MIAMI, Fla -- When Reuben Nsemoh woke up from a three-day coma in Georgia, he was speaking Spanish instead of English. He had never spoken Spanish before.
A player kicked the 16-year-old goalie in the head when he dived for the ball. Reuben was having seizures before paramedics put him in a helicopter to rush him to the hospital.
His parents said it was his third concussion. Traumatic brain injuries can cause short- and long-term changes in language, according to TBI researchers with the Centers for Disease Control and Prevention.
Reuben said he has a lot of Spanish-speaking friends, who speak the language when he is around. He believes this might have had something to do with the strange episode that shocked and confused his parents.
As he recovered, Reuben started to speak English again, and he later talked to reporters while recovering at home.
"Sometimes I daze out," Reuben told a WSBTV reporter. "Sometimes I feel like I am not there, but I am."
A family friend set up a GoFundMe account to help Reuben's parents.
Tips to reduce your child's risk of traumatic brain injuries
1. Buckle your child in the car
2. Get your child to wear a helmet. Safety experts suggest the use of helmets for bike riding, skateboarding and playing contact sports such as football, soccer or boxing.
3. Install window guards to keep children from falling out of open windows and use safety gates at the top and bottom of the stairs.

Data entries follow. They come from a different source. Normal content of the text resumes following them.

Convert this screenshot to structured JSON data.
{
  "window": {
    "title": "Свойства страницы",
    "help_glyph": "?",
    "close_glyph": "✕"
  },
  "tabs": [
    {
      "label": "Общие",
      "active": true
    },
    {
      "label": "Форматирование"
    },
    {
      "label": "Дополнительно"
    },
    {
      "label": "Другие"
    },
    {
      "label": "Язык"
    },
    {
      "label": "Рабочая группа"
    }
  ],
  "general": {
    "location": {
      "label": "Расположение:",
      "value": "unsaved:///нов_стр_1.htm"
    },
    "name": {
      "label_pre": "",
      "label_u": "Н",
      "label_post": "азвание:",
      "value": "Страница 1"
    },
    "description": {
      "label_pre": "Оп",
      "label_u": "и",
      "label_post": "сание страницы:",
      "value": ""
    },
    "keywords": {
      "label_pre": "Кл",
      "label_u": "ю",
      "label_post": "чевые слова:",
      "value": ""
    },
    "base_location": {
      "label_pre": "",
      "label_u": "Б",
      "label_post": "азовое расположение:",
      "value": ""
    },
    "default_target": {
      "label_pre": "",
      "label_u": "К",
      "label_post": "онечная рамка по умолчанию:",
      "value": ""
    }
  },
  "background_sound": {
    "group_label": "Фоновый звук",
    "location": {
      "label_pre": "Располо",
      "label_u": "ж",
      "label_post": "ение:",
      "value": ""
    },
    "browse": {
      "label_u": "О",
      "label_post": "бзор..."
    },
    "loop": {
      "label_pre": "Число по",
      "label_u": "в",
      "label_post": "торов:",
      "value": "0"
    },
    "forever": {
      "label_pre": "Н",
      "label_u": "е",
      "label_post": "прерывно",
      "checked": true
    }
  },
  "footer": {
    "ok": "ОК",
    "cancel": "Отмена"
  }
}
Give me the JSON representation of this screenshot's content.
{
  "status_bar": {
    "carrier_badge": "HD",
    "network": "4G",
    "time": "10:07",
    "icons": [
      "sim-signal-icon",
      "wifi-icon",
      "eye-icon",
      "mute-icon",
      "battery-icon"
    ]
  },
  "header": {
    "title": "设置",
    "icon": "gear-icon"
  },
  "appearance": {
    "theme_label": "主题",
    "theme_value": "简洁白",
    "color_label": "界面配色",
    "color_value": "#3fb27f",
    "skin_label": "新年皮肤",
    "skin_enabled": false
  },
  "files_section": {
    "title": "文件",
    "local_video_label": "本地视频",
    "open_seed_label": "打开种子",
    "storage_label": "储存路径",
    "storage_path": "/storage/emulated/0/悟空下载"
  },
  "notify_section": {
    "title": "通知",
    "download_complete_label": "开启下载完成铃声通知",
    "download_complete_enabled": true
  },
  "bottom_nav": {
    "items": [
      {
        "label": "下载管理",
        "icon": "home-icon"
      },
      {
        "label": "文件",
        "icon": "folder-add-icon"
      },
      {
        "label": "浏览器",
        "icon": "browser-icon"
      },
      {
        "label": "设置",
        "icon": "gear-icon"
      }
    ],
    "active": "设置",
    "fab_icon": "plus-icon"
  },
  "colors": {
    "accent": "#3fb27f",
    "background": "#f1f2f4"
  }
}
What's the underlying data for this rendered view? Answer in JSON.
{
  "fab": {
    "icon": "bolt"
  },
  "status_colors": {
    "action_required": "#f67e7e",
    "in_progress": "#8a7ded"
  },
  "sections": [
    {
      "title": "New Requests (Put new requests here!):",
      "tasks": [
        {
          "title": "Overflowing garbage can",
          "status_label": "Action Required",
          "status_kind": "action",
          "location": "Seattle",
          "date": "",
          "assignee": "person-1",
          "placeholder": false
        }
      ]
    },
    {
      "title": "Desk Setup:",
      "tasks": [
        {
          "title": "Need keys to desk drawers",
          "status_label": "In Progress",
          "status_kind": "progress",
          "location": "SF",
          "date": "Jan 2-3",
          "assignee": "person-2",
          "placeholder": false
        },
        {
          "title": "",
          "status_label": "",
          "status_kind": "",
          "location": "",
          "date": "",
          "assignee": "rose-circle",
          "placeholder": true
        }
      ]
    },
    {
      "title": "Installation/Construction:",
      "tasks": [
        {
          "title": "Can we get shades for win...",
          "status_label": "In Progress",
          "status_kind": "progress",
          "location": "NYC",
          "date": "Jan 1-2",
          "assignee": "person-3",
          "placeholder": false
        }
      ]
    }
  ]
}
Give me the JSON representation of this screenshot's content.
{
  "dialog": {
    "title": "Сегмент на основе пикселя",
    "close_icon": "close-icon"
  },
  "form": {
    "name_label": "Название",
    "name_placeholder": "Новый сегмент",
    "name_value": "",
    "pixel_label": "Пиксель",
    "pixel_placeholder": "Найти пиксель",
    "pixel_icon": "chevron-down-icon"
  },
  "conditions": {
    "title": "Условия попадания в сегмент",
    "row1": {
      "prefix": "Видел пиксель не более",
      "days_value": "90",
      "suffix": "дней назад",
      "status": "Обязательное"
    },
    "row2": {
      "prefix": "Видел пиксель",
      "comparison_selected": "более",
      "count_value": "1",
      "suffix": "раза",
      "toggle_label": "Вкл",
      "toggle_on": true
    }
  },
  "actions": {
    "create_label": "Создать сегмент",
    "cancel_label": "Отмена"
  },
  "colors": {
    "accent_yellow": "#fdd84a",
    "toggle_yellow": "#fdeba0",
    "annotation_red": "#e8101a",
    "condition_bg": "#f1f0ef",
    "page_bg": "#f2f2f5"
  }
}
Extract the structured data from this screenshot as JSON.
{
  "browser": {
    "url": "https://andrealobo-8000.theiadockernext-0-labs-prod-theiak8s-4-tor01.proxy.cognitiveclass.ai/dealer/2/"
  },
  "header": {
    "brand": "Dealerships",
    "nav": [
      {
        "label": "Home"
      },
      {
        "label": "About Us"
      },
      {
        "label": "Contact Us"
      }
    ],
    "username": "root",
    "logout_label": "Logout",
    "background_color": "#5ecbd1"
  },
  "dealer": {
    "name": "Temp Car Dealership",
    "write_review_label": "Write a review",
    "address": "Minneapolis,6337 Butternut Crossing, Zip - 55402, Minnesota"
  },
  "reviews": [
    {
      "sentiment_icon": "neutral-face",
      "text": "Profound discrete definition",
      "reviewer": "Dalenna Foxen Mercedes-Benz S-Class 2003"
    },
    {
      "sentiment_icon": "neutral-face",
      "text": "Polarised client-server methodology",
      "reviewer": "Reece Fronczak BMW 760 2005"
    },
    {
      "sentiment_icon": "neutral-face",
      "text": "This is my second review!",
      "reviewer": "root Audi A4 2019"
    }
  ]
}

4. Install shock-absorbing material such as hardwood mulch or sand at the playground.